It could also have taken place under the crust of the earth, deep under the oceans. By shifting the tectonic plates the atoms could have gone to the surface and started to make molecules. In the classical ‘prebiotic soup’ model of the origin of life, biomolecules are seen arising abiotically on the Earth and then interacting randomly in solution to form proto-cells. This model has encountered increasing difficulties, however, and recently several alternatives have been proposed. In some of these models, it is postulated that proto-cells evolved from simple biomolecular complexes originally attached to mineral surfaces, especially those of pyrite. The subsequent evolution of these complexes has been likened to embryonic development. Pyrite is a connection of sulphur and iron which were always abundantly present on earth. All chemical reactions necessary to create endosperms from simple anorganic molecules, can take place on the surface of pyrite. Here the ‘soup’ becomes a ‘primitive pizza’.

An alternative theory is the one of clay particles. The involvement of clay surfaces in the origin of the first genetic molecules on Earth has long been suggested. However, the formation of these polymers was not sufficient by itself to initiate the evolutionary process leading to the appearance of life. These macromolecules had to persist in primeval habitats so that their biological potentiality could be expressed. So maybe both theories intertwine somehow. Pyrite could provide the necessary atoms and create a basis where the process can occur, and clay particles could provide the cover for hazardous influences from the outside. Since there was no ozone layer at that time the deadly UV radiation killed any possible life on earth.
These findings indicate that primordial genetic molecules adsorbed on clay minerals would have been protected against degrading agents present in the environment and would have been in the right conditions to undergo evolutionary processes.

First came single-celled organisms, bacteria, that lived mostly in mud and water until they did something that radically changed the earth: they produced their food through photosynthesis. Cells could now remove carbon dioxide from the atmosphere and with the help of sunlight combine it with water to make sugars. This was a major breakthrough for life on earth: the waste product of this photosynthetic reaction is oxygen.

Restauration du Lac de Montbel, 2003

Maarten Vanden Eynde restauration

Maarten Vanden Eynde

In 2003 I went to France to restore a dried out lake near the city of Montbel. The bottom is clay and dries out more and more every year. The white restoration paste is plaster. The work existed only temporary and was destroyed in spring, when new water came and filled up the lake again.

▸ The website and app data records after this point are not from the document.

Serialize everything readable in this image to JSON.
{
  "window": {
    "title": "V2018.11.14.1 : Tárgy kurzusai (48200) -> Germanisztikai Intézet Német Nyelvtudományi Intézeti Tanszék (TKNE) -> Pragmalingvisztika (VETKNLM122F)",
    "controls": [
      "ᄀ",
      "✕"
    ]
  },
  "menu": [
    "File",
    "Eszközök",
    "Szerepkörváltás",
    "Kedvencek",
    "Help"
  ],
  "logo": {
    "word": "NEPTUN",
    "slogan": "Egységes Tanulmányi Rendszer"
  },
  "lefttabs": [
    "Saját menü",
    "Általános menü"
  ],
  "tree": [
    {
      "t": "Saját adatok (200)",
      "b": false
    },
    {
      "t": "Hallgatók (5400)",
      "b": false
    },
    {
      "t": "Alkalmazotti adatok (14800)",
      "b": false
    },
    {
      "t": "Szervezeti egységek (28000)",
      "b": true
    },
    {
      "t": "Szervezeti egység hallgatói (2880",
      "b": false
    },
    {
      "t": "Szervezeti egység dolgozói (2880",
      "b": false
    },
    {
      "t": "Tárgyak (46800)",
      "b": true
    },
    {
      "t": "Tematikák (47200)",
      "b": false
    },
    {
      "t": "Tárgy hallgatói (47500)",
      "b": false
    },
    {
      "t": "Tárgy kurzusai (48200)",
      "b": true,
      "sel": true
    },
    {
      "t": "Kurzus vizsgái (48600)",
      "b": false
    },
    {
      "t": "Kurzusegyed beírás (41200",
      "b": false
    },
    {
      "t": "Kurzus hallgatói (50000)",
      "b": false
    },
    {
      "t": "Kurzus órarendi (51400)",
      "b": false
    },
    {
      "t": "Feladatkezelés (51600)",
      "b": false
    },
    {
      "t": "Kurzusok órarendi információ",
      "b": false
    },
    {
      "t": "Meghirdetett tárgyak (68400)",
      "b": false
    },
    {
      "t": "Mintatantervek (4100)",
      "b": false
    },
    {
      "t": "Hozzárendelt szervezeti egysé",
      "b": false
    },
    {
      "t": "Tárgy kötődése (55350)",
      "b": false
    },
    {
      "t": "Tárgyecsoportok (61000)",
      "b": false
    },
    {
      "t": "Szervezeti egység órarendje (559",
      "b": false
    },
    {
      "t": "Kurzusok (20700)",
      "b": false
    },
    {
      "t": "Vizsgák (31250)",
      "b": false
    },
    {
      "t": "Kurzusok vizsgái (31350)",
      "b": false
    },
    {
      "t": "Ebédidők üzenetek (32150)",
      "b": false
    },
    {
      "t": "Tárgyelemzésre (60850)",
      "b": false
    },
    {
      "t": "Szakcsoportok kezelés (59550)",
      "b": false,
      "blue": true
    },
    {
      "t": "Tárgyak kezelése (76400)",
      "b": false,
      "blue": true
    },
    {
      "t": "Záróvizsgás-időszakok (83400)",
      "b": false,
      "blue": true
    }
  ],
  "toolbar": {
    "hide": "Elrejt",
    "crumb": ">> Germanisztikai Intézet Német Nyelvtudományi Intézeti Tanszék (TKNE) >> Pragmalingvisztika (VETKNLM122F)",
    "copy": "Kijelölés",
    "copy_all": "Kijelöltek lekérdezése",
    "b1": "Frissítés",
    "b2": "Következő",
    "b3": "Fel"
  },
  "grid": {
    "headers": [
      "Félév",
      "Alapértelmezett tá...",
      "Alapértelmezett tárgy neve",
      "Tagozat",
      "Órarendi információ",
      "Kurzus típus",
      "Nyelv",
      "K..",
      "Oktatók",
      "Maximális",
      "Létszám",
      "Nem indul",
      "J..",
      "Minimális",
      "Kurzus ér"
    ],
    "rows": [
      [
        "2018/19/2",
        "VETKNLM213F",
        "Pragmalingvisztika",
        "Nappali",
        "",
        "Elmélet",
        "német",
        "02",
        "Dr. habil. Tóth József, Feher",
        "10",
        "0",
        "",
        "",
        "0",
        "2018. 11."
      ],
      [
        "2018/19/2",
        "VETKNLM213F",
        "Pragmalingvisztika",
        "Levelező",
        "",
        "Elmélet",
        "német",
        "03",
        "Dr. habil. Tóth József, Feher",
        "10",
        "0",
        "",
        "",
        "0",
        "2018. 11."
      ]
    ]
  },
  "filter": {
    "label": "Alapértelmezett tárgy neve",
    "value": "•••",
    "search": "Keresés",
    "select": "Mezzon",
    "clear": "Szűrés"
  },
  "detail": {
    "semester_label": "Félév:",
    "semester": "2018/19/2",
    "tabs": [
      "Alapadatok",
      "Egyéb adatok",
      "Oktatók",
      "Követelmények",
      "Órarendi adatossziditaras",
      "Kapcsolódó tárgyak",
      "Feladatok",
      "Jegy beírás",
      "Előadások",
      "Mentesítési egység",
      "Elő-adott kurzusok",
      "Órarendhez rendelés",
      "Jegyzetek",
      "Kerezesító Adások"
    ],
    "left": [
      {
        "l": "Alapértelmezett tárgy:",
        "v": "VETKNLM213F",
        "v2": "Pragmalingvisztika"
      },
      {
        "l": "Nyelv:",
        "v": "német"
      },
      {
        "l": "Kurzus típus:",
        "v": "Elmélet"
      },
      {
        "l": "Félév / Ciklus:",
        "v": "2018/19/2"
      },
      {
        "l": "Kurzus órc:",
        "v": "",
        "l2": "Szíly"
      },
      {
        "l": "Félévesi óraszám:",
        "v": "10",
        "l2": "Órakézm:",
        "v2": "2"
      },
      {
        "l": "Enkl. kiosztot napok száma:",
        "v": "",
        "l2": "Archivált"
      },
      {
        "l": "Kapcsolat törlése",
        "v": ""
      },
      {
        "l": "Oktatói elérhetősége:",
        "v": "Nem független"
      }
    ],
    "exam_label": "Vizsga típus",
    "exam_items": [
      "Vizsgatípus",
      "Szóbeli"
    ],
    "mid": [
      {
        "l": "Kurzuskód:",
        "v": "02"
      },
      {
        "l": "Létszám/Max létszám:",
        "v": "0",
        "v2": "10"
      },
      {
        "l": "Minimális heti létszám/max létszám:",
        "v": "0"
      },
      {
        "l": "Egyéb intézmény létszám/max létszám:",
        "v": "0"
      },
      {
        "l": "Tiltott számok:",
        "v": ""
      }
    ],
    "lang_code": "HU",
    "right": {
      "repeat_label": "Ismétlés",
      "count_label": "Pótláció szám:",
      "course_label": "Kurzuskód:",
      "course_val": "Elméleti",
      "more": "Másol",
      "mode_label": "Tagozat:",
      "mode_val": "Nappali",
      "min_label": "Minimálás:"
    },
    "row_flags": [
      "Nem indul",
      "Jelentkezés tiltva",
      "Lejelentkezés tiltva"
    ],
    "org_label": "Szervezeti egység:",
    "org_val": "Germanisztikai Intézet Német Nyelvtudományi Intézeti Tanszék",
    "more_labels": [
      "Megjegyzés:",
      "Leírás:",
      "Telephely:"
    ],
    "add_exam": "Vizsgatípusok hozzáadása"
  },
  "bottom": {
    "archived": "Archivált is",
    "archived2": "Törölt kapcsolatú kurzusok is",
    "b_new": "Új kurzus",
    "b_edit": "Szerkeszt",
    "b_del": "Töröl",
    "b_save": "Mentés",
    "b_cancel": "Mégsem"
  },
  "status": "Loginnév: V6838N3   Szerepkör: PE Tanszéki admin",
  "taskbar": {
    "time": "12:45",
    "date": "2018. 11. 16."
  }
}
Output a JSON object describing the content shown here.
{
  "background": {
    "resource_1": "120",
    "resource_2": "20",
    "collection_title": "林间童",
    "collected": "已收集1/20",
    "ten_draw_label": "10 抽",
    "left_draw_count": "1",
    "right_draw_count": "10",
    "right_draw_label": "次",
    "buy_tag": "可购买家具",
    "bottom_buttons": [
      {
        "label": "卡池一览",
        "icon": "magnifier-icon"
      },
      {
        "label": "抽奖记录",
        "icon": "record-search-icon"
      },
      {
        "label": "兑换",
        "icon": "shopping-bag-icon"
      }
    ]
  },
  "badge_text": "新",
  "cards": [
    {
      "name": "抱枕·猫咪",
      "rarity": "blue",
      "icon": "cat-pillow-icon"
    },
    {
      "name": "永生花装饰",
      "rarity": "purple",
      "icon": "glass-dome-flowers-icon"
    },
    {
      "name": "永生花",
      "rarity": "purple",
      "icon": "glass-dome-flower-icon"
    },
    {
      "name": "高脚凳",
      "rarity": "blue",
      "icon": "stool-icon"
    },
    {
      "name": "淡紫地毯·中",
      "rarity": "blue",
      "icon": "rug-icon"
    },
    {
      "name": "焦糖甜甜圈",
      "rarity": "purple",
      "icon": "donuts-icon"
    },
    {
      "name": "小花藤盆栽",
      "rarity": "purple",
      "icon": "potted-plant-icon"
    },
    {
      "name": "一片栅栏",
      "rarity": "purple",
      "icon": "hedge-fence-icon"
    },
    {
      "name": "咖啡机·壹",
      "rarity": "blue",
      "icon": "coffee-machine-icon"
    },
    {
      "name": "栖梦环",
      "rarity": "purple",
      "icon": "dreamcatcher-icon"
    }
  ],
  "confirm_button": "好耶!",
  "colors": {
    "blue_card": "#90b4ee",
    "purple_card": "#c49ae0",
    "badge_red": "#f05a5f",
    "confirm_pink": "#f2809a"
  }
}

The Genealogy of Genetology.

november 5th, 2005

Maarten Vanden Eynde Genetology genealogy